02 Dec Ethiopia’s PM shifts focus from Tigray war to 2021 vote
02 Dec 2020
ADDIS ABABA/NAIROBI (Reuters) – Ethiopia’s prime minister met political parties on Wednesday to plan next year’s election and shift attention away from a month-long war in the north that was sliding into a messy guerrilla conflict.
Abiy Ahmed’s government postponed a parliamentary vote this year due to COVID-19, but Tigray region went ahead anyway and overwhelmingly re-elected a former guerrilla movement-turned-political party the Tigray People’s Liberation Front (TPLF).
That defiance was one reason for the federal government’s military offensive against TPLF leaders from Nov. 4.
The conflict is believed to have killed thousands of people, sent 45,000 refugees into Sudan, and jeopardised political reforms and opening since Abiy took office in 2018.
Africa’s youngest leader at 44 and the 2019 Nobel Peace Prize winner for a pact with Eritrea, Abiy was talking with political parties, civil society groups and election officials about the mid-2021 vote on Wednesday, his office said.
He took Ethiopia’s top job after nearly three decades of a TPLF-led national government, which had become increasingly repressive, jailing opponents and banning opposition parties.
Abiy removed Tigrayans from government and security posts, saying they were over-represented for an ethnic group accounting for just 6% of Ethiopia’s population.
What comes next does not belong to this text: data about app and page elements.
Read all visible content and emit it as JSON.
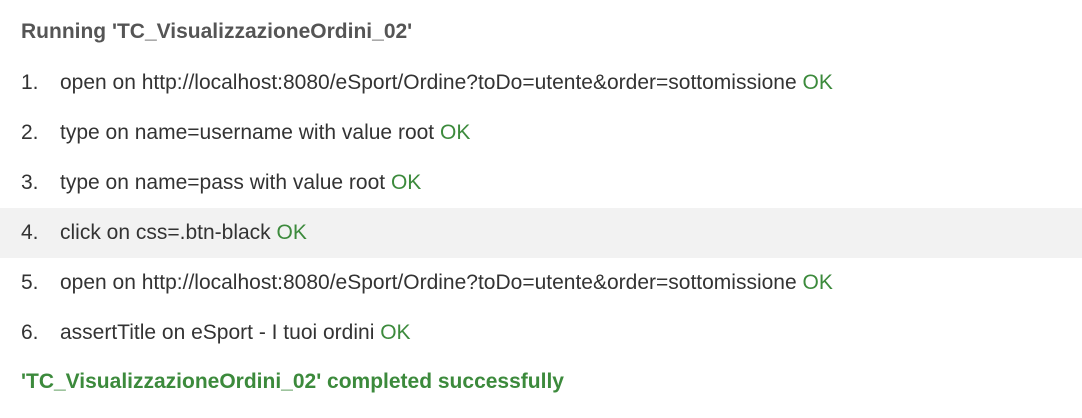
{
  "header": {
    "title": "Running 'TC_VisualizzazioneOrdini_02'"
  },
  "steps": [
    {
      "num": "1.",
      "text": "open on http://localhost:8080/eSport/Ordine?toDo=utente&order=sottomissione",
      "status": "OK"
    },
    {
      "num": "2.",
      "text": "type on name=username with value root",
      "status": "OK"
    },
    {
      "num": "3.",
      "text": "type on name=pass with value root",
      "status": "OK"
    },
    {
      "num": "4.",
      "text": "click on css=.btn-black",
      "status": "OK"
    },
    {
      "num": "5.",
      "text": "open on http://localhost:8080/eSport/Ordine?toDo=utente&order=sottomissione",
      "status": "OK"
    },
    {
      "num": "6.",
      "text": "assertTitle on eSport - I tuoi ordini",
      "status": "OK"
    }
  ],
  "footer": {
    "message": "'TC_VisualizzazioneOrdini_02' completed successfully"
  },
  "colors": {
    "success": "#3c8a3c",
    "highlight_row": "#f2f2f2"
  }
}
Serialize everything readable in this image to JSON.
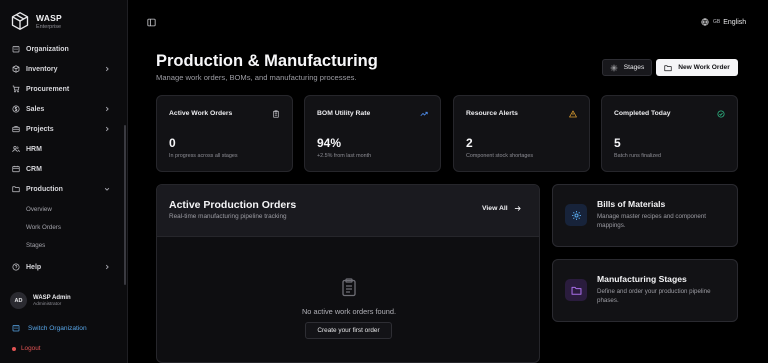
{
  "brand": {
    "name": "WASP",
    "subtitle": "Enterprise"
  },
  "sidebar": {
    "items": [
      {
        "label": "Organization",
        "icon": "building-icon"
      },
      {
        "label": "Inventory",
        "icon": "box-icon"
      },
      {
        "label": "Procurement",
        "icon": "cart-icon"
      },
      {
        "label": "Sales",
        "icon": "dollar-icon"
      },
      {
        "label": "Projects",
        "icon": "briefcase-icon"
      },
      {
        "label": "HRM",
        "icon": "users-icon"
      },
      {
        "label": "CRM",
        "icon": "contact-icon"
      },
      {
        "label": "Production",
        "icon": "folder-icon"
      },
      {
        "label": "Help",
        "icon": "help-icon"
      }
    ],
    "production_sub": [
      "Overview",
      "Work Orders",
      "Stages"
    ],
    "user": {
      "initials": "AD",
      "name": "WASP Admin",
      "role": "Administrator"
    },
    "switch_org": "Switch Organization",
    "logout": "Logout"
  },
  "topbar": {
    "lang_code": "GB",
    "lang_label": "English"
  },
  "header": {
    "title": "Production & Manufacturing",
    "subtitle": "Manage work orders, BOMs, and manufacturing processes.",
    "stages_button": "Stages",
    "new_work_order_button": "New Work Order"
  },
  "stats": [
    {
      "title": "Active Work Orders",
      "value": "0",
      "sub": "In progress across all stages",
      "icon": "clipboard-icon"
    },
    {
      "title": "BOM Utility Rate",
      "value": "94%",
      "sub": "+2.5% from last month",
      "icon": "trending-up-icon"
    },
    {
      "title": "Resource Alerts",
      "value": "2",
      "sub": "Component stock shortages",
      "icon": "warning-icon"
    },
    {
      "title": "Completed Today",
      "value": "5",
      "sub": "Batch runs finalized",
      "icon": "check-circle-icon"
    }
  ],
  "orders": {
    "title": "Active Production Orders",
    "subtitle": "Real-time manufacturing pipeline tracking",
    "view_all": "View All",
    "empty_text": "No active work orders found.",
    "empty_button": "Create your first order"
  },
  "features": [
    {
      "title": "Bills of Materials",
      "desc": "Manage master recipes and component mappings.",
      "icon": "gear-icon"
    },
    {
      "title": "Manufacturing Stages",
      "desc": "Define and order your production pipeline phases.",
      "icon": "folder-icon"
    }
  ],
  "colors": {
    "accent_blue": "#58a6e8",
    "trend_blue": "#4f8ff0",
    "warning": "#e0a030",
    "success": "#2fbf8a",
    "logout_red": "#e05353",
    "bom_icon_bg": "#17233a",
    "stages_icon_bg": "#2a1c3d",
    "stages_icon": "#a86ee8"
  }
}
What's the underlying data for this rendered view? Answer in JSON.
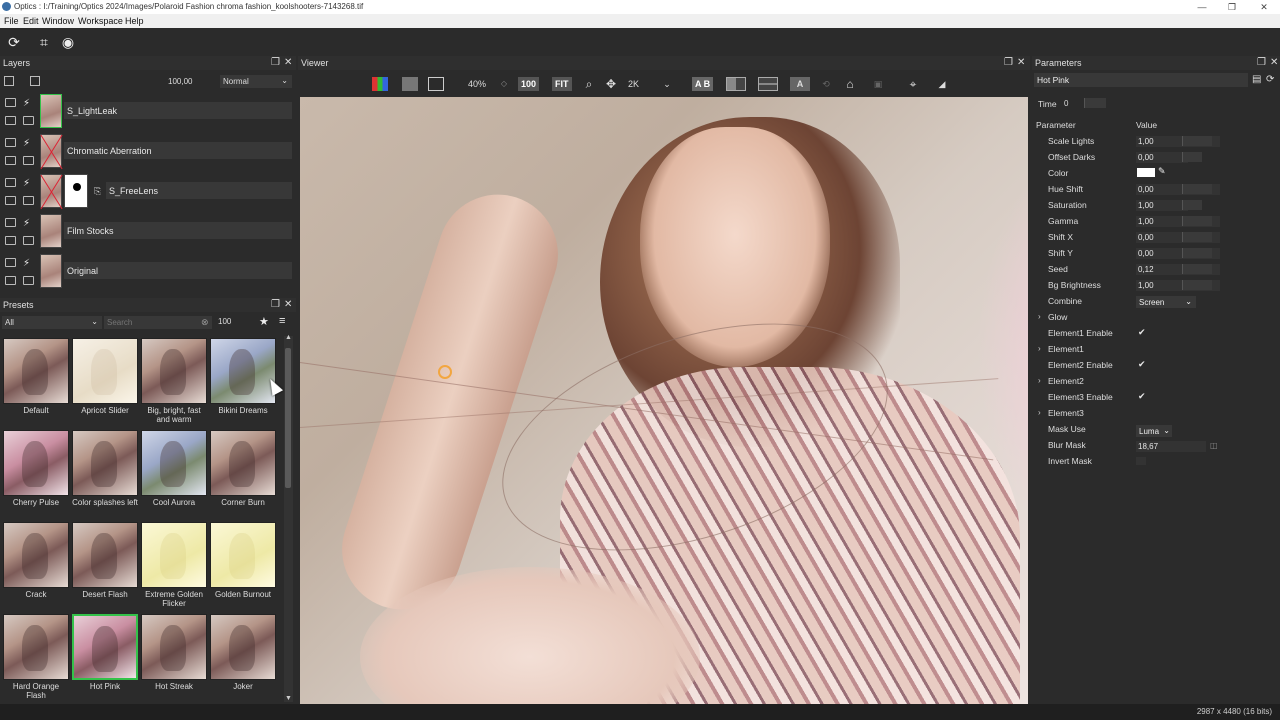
{
  "window": {
    "title": "Optics : I:/Training/Optics 2024/Images/Polaroid Fashion chroma fashion_koolshooters-7143268.tif",
    "minimize": "—",
    "restore": "❐",
    "close": "✕"
  },
  "menu": [
    "File",
    "Edit",
    "Window",
    "Workspace",
    "Help"
  ],
  "layers": {
    "title": "Layers",
    "opacity": "100,00",
    "blend_mode": "Normal",
    "items": [
      {
        "name": "S_LightLeak"
      },
      {
        "name": "Chromatic Aberration"
      },
      {
        "name": "S_FreeLens"
      },
      {
        "name": "Film Stocks"
      },
      {
        "name": "Original"
      }
    ]
  },
  "presets": {
    "title": "Presets",
    "category": "All",
    "search_placeholder": "Search",
    "size": "100",
    "items": [
      {
        "name": "Default"
      },
      {
        "name": "Apricot Slider"
      },
      {
        "name": "Big, bright, fast and warm"
      },
      {
        "name": "Bikini Dreams"
      },
      {
        "name": "Cherry Pulse"
      },
      {
        "name": "Color splashes left"
      },
      {
        "name": "Cool Aurora"
      },
      {
        "name": "Corner Burn"
      },
      {
        "name": "Crack"
      },
      {
        "name": "Desert Flash"
      },
      {
        "name": "Extreme Golden Flicker"
      },
      {
        "name": "Golden Burnout"
      },
      {
        "name": "Hard Orange Flash"
      },
      {
        "name": "Hot Pink"
      },
      {
        "name": "Hot Streak"
      },
      {
        "name": "Joker"
      }
    ]
  },
  "viewer": {
    "title": "Viewer",
    "zoom": "40%",
    "btn_100": "100",
    "btn_fit": "FIT",
    "resolution": "2K",
    "ab": "A B"
  },
  "parameters": {
    "title": "Parameters",
    "preset_name": "Hot Pink",
    "time_label": "Time",
    "time_value": "0",
    "col_param": "Parameter",
    "col_value": "Value",
    "rows": [
      {
        "label": "Scale Lights",
        "value": "1,00"
      },
      {
        "label": "Offset Darks",
        "value": "0,00"
      },
      {
        "label": "Color",
        "value": ""
      },
      {
        "label": "Hue Shift",
        "value": "0,00"
      },
      {
        "label": "Saturation",
        "value": "1,00"
      },
      {
        "label": "Gamma",
        "value": "1,00"
      },
      {
        "label": "Shift X",
        "value": "0,00"
      },
      {
        "label": "Shift Y",
        "value": "0,00"
      },
      {
        "label": "Seed",
        "value": "0,12"
      },
      {
        "label": "Bg Brightness",
        "value": "1,00"
      }
    ],
    "combine_label": "Combine",
    "combine_value": "Screen",
    "glow": "Glow",
    "element1_enable": "Element1 Enable",
    "element1": "Element1",
    "element2_enable": "Element2 Enable",
    "element2": "Element2",
    "element3_enable": "Element3 Enable",
    "element3": "Element3",
    "mask_use_label": "Mask Use",
    "mask_use_value": "Luma",
    "blur_mask_label": "Blur Mask",
    "blur_mask_value": "18,67",
    "invert_mask_label": "Invert Mask",
    "check": "✔"
  },
  "status": {
    "info": "2987 x 4480 (16 bits)"
  },
  "colors": {
    "accent_green": "#34c24a",
    "swatch": "#ffffff"
  }
}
The military went in when a federal army base was ambushed in Tigray.
The TPLF casts their former military comrade and partner in government as bent on dominating them to increase his personal grip over the vast nation of 115 million people, which is split into 10 federations run by different ethnic groups.
BLAST IN ADDIS ABABA
It accuses Abiy of “invading” Tigray, where federal troops captured the regional capital Mekelle at the weekend, sending TPLF leaders fleeing for the hills.
Abiy, who hails from the larger Oromo and Amharic ethic groups, calls the Tigrayan leaders criminals opposing national unity and plotting attacks in Addis Ababa and elsewhere.
Last month, an explosion under an Addis Ababa bridge injured one man, and another small blast shook the capital’s Bole district on Wednesday. A policeman was lightly injured during an attempted detonation, police and witnesses said, after a metal detector found the device in a pair of shoes.
A federal police spokesman blamed the TPLF but gave no proof. There was no immediate comment from TPLF leaders.
The government was flying state media to Mekelle on Wednesday, witnesses said. With communications largely down, there has been little verifiable information from the highland city of 500,000 people since it fell on Saturday.
TPLF leaders say they are continuing to fight from surrounding mountainous areas.
“Wars are not like taps that you turn on and then turn off. This is going to be a very long, drawn-out process,” Horn of Africa expert Rashid Abdi told an online forum.
“The onus is on Abiy. If they want to stabilise Tigray they need to take political action now. I cannot see how this can be done without some sort of negotiation.”
It was not clear which political parties were at the talks with Abiy, according to his spokeswoman.
He has promised a fair vote next year, after previous polls were condemned as a sham by opponents and rights groups. But analysts say the arrest in June on terrorism charges of a prominent opposition figure – media mogul and former Abiy ally Jawar Mohammed – shows he too is clamping down.
“Given the imprisonment of key opposition figures from Oromia and elsewhere, and the arrest warrants for the leadership of the sole opposition bloc in the federal parliament, the TPLF, from now the federal authorities will need to strive for maximum inclusivity to try and create the conditions for an election that is considered fair,” said Will Davison, senior Ethiopia analyst at the International Crisis Group.